I know that Antipasto is supposed to be only a preliminary to the typical Italian three-course extravaganza, but sometimes we live dangerously and make a meal of it. So here's what went into it:
•Provolone (which we finally got from Krause's);
•Genoa salami (Krause's again; we were never able to find Genoa salami in Italy, but then we never went to Genoa, where it's doubtlessly known as "Salami di Milano");
•Roasted red peppers - Did these at the same time as we did the too mild chilies. I've tried the hold over a gas fire technique, but nothing beats just putting them under a broiler till blackened. Then in a paper bag to steam, then in water to cool off. The skins peel right off, and the peppers are tender. Top with minced garlic, chopped capers, mixed with olive oil, then thickened with oregano and kosher salt.
•Roasted asparagus - nice plump ones: put in a baking dish with regular veg oil (olive oli has too low a burning point) and put in a 500-degree oven for about 15 minutes, turning every so often till nicely browned, then douse with EVOO and salt--I guarantee you'll never bother to boil asparagus again;
•Artichoke hearts (straight from the giant Costco jar);
•Cherry tomatoes (from farmers' market and our garden - now that's more like it);
•Green olive and artichoke tapenade, which Holt made a while ago. It used up some poor-quality green olives that we'd bought by mistake and somewhat improved - but not enough - by soaking them in David Warda's wonderful balsamic, fresh herb, and orange peel marinade. The tapenade was great, though, and got spread onto:
•Holt's homemade Italian rye bread - yes, you read right (from Carol Field's The Italian Baker: one of the cleverest presents Barbara ever gave Holt). Made us think of an Alto Adige glockenspiel band we saw in the Piazza della Signoria in Florence one day; we called them "The Marching Pinocchios."

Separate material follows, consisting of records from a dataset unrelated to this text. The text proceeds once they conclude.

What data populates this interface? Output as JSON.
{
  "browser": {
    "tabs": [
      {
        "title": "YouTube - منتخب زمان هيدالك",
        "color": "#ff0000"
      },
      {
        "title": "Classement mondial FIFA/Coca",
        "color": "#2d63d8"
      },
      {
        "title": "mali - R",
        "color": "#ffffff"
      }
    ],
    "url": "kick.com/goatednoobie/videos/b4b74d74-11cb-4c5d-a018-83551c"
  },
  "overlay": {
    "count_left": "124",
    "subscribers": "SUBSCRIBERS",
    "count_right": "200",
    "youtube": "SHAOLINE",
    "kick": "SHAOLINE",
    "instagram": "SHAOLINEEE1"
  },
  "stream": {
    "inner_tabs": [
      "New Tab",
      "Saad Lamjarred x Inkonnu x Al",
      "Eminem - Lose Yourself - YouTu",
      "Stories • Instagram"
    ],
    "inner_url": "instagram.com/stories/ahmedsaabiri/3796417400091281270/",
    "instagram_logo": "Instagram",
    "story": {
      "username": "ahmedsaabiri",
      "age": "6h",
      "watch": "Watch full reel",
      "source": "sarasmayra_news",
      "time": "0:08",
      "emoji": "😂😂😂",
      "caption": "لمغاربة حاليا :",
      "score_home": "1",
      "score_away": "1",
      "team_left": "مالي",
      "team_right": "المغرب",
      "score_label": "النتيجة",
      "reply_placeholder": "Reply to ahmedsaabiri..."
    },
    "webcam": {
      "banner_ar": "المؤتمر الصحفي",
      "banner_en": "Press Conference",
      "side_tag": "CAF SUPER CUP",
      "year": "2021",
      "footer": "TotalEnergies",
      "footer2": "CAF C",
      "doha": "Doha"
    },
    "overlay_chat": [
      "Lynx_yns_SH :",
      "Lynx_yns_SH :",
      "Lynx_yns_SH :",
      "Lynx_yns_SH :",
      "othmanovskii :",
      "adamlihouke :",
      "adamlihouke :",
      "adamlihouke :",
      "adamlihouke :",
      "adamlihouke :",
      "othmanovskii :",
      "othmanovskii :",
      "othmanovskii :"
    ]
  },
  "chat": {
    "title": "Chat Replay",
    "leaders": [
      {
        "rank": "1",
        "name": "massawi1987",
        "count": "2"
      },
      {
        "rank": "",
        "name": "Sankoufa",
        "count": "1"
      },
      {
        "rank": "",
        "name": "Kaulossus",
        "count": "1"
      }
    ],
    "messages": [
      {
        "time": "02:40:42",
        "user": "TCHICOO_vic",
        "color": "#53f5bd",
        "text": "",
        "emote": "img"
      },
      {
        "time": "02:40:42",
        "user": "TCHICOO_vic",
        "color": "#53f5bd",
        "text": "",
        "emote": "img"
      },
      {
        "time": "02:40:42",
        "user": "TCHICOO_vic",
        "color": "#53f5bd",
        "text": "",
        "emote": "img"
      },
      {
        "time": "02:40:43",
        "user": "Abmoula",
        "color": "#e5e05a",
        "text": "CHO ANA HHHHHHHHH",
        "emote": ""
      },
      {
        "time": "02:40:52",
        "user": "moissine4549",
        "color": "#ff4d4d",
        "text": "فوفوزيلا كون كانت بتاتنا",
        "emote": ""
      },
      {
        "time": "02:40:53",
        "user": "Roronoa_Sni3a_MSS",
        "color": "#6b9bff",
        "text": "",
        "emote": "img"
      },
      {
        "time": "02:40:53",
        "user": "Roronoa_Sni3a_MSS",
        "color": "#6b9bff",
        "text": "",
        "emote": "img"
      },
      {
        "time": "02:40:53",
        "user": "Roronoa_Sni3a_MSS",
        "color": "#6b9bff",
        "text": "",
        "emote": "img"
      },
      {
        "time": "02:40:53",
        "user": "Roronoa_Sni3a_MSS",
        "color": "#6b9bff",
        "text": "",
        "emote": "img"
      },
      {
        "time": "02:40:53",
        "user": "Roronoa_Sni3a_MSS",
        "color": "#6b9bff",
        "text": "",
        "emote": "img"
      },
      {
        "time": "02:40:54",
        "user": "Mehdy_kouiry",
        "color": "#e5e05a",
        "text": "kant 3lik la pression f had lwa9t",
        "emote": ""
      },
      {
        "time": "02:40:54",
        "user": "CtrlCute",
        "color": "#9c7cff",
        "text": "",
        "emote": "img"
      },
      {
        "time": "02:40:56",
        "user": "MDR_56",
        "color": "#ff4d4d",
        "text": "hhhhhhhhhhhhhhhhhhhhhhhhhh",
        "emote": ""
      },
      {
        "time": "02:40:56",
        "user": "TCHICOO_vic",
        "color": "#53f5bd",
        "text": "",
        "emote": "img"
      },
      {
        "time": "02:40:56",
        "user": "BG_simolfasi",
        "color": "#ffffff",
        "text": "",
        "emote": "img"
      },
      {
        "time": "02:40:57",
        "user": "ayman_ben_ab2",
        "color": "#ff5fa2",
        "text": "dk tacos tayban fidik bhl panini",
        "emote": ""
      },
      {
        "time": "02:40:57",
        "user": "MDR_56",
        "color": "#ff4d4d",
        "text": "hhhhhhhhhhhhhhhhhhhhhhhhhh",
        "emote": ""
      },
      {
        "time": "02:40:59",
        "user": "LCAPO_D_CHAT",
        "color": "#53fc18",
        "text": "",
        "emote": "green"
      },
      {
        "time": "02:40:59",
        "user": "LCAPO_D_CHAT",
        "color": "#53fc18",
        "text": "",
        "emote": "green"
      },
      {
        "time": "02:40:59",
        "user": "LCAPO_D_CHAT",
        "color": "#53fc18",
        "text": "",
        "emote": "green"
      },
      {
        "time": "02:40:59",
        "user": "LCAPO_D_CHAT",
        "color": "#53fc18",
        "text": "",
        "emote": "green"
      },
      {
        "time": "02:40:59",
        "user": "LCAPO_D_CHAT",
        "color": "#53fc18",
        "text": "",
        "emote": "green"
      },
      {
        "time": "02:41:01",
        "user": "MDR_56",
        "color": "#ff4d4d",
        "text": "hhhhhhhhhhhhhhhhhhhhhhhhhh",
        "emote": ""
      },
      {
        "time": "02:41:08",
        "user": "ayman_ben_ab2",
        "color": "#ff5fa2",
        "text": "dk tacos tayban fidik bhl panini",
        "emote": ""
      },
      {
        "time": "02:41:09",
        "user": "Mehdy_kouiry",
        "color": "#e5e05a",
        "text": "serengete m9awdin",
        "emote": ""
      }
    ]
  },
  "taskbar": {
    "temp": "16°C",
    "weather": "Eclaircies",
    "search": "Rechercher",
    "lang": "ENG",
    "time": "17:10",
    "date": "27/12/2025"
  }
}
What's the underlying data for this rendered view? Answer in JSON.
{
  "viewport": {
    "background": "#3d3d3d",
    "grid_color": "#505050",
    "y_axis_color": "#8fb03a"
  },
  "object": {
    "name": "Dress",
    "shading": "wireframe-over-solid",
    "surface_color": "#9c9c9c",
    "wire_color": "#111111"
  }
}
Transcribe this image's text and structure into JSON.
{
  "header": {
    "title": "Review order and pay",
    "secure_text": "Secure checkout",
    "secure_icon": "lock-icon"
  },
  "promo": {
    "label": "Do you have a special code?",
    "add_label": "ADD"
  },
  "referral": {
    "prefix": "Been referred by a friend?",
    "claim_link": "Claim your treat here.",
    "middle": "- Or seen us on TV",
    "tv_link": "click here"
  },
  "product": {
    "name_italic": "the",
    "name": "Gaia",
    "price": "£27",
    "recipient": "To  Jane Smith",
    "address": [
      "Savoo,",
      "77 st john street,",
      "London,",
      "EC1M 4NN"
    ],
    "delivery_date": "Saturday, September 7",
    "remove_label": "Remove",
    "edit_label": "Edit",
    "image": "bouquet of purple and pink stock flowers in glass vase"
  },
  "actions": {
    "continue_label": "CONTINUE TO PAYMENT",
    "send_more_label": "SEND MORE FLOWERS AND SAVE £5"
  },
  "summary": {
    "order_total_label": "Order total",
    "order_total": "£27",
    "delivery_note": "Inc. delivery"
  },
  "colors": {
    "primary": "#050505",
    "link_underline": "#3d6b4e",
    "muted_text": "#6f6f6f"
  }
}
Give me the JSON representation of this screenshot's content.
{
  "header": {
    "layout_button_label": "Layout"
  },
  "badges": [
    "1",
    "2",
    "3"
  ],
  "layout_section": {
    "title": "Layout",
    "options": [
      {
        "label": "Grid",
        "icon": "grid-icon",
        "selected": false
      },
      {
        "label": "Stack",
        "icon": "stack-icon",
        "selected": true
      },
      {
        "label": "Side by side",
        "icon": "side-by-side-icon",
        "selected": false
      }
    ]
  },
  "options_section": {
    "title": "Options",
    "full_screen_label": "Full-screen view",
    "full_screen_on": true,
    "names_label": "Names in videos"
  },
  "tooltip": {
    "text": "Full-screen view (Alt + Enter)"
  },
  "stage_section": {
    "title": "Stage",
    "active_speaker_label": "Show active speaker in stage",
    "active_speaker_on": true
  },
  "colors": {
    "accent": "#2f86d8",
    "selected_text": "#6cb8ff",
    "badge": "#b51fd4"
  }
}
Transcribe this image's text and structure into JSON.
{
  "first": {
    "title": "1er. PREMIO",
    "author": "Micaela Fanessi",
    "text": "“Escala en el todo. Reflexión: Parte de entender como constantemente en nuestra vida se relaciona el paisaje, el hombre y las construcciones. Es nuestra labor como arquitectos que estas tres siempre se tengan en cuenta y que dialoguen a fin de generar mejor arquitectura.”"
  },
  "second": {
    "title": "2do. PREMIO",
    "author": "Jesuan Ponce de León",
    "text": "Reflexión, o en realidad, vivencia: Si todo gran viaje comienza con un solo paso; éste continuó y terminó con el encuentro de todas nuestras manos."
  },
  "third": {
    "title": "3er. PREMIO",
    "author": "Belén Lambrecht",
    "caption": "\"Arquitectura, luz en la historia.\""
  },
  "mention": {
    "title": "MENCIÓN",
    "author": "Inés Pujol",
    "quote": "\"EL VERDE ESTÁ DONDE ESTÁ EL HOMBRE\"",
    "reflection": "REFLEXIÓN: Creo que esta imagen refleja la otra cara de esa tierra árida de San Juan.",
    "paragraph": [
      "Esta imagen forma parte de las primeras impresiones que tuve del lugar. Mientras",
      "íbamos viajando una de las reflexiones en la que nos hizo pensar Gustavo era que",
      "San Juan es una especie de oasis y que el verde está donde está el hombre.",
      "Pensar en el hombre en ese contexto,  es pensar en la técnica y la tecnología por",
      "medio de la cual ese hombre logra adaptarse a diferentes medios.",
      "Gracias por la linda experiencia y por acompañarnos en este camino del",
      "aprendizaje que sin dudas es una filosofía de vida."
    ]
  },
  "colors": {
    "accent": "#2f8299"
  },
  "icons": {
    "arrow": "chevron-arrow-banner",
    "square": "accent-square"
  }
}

Sunday, October 15, 2006

Sausage, Chard and Potatoes

The final meal of the bland sausages, after Bangers and Mash and Sausages and Peppers. This one came out of a tidbit Barbara read in Food & Wine, about a dish composed of sausage, kale, and cannellini beans. No details, no recipe, and we had none of the required ingredients except the sausages. But instead of kale we could use rainbow chard from the garden, of which there was such an overflow that we gathered a bouquet of it for a table centerpiece.

In fact, we cooked that bouquet as follows.
Separate chard leaves from stems; chop stems up separately from leaves, which are torn up and rinsed, but not spun dry. In the biggest frying pan you have, sauté chard stems in oil for 3-4 minutes, then add leaves, which is what will take up all the room in the pan - it's like fresh spinach, which seems like a huge amount but cooks down to nothing. When the leaves have collapsed enough to give you some room, push the chard to the sides of the pan and fry the de-skinned, crumbled sausage in the center, in its own fat; don't mind if there's some chard liquid in there too. Then throw in some unpeeled, diced potatoes and fry those among the sausage fat for a bit. Lower the heat, cover the pan, and let the contents steam in the chard water, adding a little more water if it gets dry. When the potatoes are tender, taste, season ad lib with salt and pepper, and put the whole pan under the broiler for about 5-7 minutes, which will brown the sausages and crisp the edges of the potatoes.

This has certain hash-like qualities, though it's really farmhouse food of no particular country. I wish the chard stems kept their rainbow colors when cooked; guess I'll have to pick another bouquet for that.